• [WHAT THE TASK REQUIRES]
Filtering the records below, copy only those lines that include the word "information".

━━━━━━

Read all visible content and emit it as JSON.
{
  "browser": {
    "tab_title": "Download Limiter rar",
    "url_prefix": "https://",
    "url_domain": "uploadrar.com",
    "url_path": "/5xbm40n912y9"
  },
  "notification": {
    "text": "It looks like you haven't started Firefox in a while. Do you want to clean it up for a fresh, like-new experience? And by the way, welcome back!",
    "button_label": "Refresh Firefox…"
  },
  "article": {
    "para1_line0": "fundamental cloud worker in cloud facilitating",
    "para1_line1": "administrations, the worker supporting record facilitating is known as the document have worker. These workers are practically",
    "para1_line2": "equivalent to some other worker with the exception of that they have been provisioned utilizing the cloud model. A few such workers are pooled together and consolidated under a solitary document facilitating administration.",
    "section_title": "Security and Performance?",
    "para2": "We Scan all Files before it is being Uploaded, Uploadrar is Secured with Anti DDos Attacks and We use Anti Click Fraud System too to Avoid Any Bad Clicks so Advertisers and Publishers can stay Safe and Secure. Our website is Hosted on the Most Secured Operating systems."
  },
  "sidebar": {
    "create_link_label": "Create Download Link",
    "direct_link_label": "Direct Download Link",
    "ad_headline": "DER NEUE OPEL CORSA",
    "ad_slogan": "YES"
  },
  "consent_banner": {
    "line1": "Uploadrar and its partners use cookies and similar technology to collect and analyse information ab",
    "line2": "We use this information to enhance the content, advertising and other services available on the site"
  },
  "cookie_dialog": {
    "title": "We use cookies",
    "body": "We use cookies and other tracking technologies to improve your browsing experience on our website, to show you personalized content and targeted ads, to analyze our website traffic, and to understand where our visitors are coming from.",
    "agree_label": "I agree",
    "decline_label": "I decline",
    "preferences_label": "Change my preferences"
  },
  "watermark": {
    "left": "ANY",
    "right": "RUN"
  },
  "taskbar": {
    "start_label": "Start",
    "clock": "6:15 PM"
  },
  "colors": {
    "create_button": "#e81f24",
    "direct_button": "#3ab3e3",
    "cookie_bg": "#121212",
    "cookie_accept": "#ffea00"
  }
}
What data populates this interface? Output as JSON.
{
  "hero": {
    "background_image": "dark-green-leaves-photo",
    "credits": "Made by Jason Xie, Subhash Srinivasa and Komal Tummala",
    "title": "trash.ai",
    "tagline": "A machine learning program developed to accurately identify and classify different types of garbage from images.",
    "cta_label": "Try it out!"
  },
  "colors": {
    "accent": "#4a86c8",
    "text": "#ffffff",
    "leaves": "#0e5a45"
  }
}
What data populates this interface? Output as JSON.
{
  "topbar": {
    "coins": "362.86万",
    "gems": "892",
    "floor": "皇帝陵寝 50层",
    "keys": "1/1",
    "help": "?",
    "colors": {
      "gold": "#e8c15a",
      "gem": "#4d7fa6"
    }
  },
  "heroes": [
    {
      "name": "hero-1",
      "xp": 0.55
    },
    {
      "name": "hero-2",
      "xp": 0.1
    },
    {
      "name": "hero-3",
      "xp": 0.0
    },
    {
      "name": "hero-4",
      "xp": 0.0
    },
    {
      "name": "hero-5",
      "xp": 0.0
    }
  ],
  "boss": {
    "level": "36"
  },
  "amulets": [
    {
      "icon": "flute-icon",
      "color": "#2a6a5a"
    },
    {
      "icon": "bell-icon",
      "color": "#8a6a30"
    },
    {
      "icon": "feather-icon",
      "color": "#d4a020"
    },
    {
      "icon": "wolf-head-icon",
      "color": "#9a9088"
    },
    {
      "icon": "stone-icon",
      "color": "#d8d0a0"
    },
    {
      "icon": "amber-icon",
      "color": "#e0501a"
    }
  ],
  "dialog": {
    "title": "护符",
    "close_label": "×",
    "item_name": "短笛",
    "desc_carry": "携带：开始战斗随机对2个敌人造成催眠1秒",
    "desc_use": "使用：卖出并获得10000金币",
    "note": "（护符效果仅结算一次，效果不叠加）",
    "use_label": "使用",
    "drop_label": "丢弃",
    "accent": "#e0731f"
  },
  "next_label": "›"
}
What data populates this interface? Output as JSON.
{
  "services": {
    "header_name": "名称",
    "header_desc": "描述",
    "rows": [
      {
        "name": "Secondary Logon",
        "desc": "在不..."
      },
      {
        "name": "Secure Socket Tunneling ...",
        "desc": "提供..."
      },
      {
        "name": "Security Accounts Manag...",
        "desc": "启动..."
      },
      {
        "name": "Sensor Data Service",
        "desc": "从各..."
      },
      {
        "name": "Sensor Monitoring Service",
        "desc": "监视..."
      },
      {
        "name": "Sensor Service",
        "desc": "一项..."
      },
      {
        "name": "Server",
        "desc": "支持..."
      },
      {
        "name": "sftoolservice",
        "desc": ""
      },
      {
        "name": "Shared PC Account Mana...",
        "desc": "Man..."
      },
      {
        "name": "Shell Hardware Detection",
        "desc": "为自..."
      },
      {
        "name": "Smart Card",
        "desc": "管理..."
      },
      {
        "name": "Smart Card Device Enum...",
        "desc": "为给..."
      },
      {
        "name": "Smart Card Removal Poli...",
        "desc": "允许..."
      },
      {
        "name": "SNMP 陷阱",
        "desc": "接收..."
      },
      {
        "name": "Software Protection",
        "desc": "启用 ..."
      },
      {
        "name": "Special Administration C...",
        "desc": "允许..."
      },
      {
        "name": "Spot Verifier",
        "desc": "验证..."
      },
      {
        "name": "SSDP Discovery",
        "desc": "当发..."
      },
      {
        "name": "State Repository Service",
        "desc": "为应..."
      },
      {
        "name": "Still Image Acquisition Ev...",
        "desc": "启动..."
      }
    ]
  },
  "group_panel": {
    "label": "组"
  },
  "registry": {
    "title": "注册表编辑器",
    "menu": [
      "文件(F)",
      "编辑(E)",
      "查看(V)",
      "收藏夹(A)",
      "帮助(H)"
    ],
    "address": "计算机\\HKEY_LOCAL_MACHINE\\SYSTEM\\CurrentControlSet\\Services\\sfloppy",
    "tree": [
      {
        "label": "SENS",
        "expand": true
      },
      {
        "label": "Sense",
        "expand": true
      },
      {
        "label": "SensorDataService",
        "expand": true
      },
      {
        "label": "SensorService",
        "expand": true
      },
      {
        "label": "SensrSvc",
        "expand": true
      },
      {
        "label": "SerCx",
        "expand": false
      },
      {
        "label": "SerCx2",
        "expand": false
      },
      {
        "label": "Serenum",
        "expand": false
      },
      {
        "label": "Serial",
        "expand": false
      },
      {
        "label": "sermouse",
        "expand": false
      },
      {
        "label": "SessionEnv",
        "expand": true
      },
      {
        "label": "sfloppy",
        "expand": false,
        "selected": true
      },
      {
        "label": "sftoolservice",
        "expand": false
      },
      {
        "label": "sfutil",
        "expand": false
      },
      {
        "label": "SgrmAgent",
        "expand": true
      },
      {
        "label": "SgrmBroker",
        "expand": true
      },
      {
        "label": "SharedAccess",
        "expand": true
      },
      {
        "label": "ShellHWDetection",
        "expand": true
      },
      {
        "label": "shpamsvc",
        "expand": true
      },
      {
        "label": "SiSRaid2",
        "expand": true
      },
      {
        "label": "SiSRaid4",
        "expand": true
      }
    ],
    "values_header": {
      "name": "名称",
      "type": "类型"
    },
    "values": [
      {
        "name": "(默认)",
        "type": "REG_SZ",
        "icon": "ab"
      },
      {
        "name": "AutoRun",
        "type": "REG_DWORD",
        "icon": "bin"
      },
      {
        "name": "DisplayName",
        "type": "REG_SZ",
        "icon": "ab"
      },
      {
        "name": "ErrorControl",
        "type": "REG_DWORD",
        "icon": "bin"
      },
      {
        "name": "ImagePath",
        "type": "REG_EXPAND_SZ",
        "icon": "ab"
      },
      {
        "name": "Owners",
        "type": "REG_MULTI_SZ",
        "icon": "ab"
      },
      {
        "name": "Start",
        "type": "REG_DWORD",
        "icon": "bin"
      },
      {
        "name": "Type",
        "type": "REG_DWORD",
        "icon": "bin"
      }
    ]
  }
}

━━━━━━

• [REPLY TO THE EXERCISE]
    "line1": "Uploadrar and its partners use cookies and similar technology to collect and analyse information ab",
    "line2": "We use this information to enhance the content, advertising and other services available on the site"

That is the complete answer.